To do. Needed from the entries below: every line that holds the word "here".

Data entries:

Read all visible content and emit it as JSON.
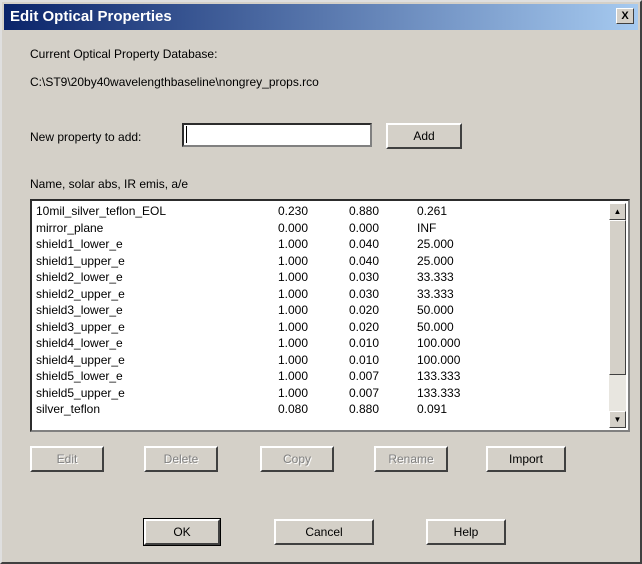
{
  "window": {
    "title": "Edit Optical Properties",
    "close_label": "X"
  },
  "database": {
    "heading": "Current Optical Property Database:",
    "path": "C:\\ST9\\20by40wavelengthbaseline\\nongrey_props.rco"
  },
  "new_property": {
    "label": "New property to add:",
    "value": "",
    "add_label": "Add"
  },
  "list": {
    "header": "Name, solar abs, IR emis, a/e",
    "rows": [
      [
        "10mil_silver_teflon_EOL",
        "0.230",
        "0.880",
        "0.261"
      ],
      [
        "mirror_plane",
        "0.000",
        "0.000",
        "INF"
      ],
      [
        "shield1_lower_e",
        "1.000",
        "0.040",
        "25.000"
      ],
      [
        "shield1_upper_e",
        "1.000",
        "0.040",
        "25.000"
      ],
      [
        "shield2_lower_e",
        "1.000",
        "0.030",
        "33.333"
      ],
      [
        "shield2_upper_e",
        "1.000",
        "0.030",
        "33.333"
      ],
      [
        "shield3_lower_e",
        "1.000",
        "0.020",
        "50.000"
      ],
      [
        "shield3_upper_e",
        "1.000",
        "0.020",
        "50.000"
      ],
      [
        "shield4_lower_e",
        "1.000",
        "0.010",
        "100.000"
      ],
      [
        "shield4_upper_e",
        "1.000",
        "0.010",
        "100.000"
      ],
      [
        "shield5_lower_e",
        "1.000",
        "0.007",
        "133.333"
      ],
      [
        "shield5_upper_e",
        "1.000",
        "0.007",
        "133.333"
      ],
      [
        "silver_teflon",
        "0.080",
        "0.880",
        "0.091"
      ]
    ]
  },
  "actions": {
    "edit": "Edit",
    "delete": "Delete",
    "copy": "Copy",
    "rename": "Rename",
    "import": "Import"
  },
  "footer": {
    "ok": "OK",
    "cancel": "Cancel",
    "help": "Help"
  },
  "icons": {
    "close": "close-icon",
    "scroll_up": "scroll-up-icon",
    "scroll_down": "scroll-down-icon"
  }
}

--

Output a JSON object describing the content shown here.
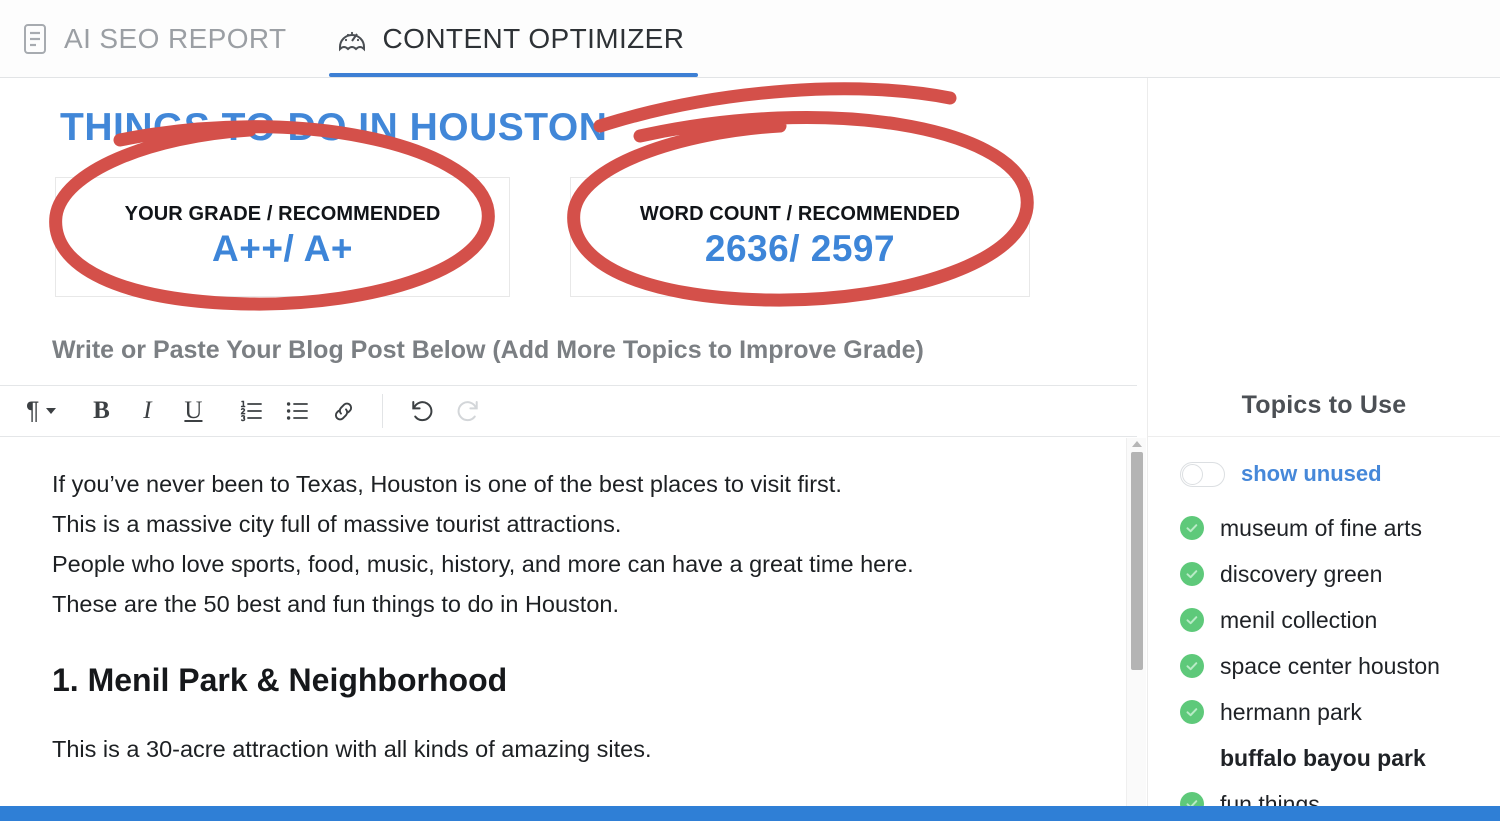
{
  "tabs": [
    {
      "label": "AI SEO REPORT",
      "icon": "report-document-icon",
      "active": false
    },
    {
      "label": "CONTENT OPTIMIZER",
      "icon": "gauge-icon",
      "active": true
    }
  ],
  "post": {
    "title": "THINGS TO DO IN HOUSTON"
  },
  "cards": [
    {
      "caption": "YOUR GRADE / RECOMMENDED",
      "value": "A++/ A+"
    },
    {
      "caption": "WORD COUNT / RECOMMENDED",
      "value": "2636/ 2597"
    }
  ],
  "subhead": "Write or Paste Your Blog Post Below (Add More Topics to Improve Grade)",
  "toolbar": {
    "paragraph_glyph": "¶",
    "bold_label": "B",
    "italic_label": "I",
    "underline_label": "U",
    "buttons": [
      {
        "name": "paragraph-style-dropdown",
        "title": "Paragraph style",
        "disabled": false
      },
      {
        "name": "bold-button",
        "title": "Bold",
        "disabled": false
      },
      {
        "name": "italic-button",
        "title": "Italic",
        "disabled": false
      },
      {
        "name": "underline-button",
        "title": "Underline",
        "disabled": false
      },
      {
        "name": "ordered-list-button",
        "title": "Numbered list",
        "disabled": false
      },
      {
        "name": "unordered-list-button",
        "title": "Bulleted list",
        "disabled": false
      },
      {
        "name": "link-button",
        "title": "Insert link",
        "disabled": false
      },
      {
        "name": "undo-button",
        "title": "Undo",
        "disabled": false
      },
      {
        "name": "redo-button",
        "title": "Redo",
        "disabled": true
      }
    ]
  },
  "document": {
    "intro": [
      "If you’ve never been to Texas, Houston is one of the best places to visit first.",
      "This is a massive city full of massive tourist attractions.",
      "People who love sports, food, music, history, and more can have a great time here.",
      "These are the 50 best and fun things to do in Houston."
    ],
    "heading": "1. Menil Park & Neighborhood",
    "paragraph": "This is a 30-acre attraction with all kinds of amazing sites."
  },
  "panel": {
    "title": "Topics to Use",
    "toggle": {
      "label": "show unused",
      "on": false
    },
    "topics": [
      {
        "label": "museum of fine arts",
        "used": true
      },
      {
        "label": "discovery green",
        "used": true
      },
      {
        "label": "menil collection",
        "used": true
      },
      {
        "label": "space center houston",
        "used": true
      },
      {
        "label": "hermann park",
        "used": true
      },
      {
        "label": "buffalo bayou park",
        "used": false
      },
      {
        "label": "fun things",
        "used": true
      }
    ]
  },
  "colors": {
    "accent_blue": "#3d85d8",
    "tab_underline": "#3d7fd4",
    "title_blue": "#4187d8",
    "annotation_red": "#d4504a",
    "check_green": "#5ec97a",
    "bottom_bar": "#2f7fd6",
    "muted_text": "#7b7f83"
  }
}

Answer box.
Output a JSON object describing the content shown here.
      "People who love sports, food, music, history, and more can have a great time here.",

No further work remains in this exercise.